Congresswoman Alma S. Adams
On Monday, the U.S. House of Representatives passed the “HBCU Propelling Agency Relations Towards a New Era of Results for Students Act” (HBCU PARTNERS Act) which now requires federal agencies with relevant grants and programs to, on an annual basis, develop plans to expand the participation of HBCUs in their agency activities and track their progress towards engagement–related goals.
“Today’s vote by the House of Representatives to pass the HBCU PARTNERS Act, provides yet another example of Congress recognizing the critical role that HBCUs play in educating our nation’s next generation of teachers, entrepreneurs and leaders, and its continued commitment to helping ensure that HBCUs not only survive, but thrive,” said TMCF President and CEO Dr. Harry L. Williams.
Dr. Harry L. Williams
For over two years, TMCF has taken the lead in working with key members of Congress and the Trump administration to pass the sweeping legislation.
HBCUs play a critical role in expanding access to higher education for low-income students and students of color, and it’s “past time we ensure these institutions have the robust federal support they need,” said Rep. Bobby Scott, chairman of the House Education and Labor Committee.

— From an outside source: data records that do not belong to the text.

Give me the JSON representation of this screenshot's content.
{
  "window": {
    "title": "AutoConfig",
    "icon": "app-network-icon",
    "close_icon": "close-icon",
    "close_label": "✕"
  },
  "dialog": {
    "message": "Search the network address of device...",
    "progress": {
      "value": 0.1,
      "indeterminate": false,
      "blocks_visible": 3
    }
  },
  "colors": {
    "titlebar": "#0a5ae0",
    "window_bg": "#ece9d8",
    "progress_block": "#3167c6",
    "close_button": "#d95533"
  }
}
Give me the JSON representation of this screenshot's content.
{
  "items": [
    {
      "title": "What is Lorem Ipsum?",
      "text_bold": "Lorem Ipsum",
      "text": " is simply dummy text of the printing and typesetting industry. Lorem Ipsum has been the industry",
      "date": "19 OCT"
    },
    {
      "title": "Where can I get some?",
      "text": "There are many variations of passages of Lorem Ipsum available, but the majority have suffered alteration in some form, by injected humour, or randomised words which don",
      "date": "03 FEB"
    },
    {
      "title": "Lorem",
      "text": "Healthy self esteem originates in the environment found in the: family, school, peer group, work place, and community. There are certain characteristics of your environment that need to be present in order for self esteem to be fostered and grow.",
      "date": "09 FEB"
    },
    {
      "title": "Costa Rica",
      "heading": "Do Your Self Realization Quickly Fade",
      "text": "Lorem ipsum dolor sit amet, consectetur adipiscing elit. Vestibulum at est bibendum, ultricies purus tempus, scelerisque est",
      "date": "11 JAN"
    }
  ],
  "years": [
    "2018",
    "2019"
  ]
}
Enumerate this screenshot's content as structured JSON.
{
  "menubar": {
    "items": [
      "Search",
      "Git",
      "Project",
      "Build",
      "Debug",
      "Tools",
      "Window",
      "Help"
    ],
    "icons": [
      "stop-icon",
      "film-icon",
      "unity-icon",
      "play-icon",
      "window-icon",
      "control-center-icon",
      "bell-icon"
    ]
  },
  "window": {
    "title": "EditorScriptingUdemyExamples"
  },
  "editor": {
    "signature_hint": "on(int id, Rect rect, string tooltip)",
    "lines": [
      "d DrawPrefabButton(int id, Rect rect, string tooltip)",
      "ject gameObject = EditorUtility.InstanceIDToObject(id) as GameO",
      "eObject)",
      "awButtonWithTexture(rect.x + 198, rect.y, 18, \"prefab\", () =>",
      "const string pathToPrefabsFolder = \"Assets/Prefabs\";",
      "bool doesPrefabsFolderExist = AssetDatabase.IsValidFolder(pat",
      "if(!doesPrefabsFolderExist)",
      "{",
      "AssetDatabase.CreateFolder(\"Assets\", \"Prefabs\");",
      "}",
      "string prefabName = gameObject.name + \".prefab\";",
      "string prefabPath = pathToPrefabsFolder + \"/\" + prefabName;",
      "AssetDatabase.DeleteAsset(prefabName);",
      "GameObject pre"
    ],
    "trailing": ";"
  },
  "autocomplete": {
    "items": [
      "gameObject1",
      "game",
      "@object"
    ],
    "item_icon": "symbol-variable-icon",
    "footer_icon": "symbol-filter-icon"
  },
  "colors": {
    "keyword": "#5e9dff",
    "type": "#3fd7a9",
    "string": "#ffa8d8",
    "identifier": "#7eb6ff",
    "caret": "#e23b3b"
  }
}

North Carolina Rep. Alma Adams said that the legislation—which must still be passed by the U.S. Senate and signed by President Trump—will require every administration and the federal agencies it manages to plan and coordinate on an annual basis, their efforts to strategically engage with and invest in HBCUs.
“It addition, it codifies the President’s Board of Advisors on HBCUs, ensuring an ongoing avenue for HBCU priorities and policy concerns to be raised and addressed,” said Adams. “Advancing the mission of HBCUs and the success of the communities they serve must be on the minds of our country’s leaders, and more importantly, it must be part of their agendas.”
The Congressional Black Caucus and the Bipartisan HBCU Caucus were instrumental in pushing the legislation forward. said TMCF officials.
“Creating a comprehensive federal partnership with America’s HBCUs is essential for Congress’ shared goal of directing unprecedented support for North Carolina’s HBCUs like North Carolina A&T, Winston-Salem State, Elizabeth City State, North Carolina Central, Bennett, Johnson C. Smith, and Shaw—proud and historic institutions which I am privileged to support,” said Rep. Mark Walker. “With this bipartisan legislation, the HBCU PARTNERS Act further cements our nation’s commitment to these vital educational institutions.”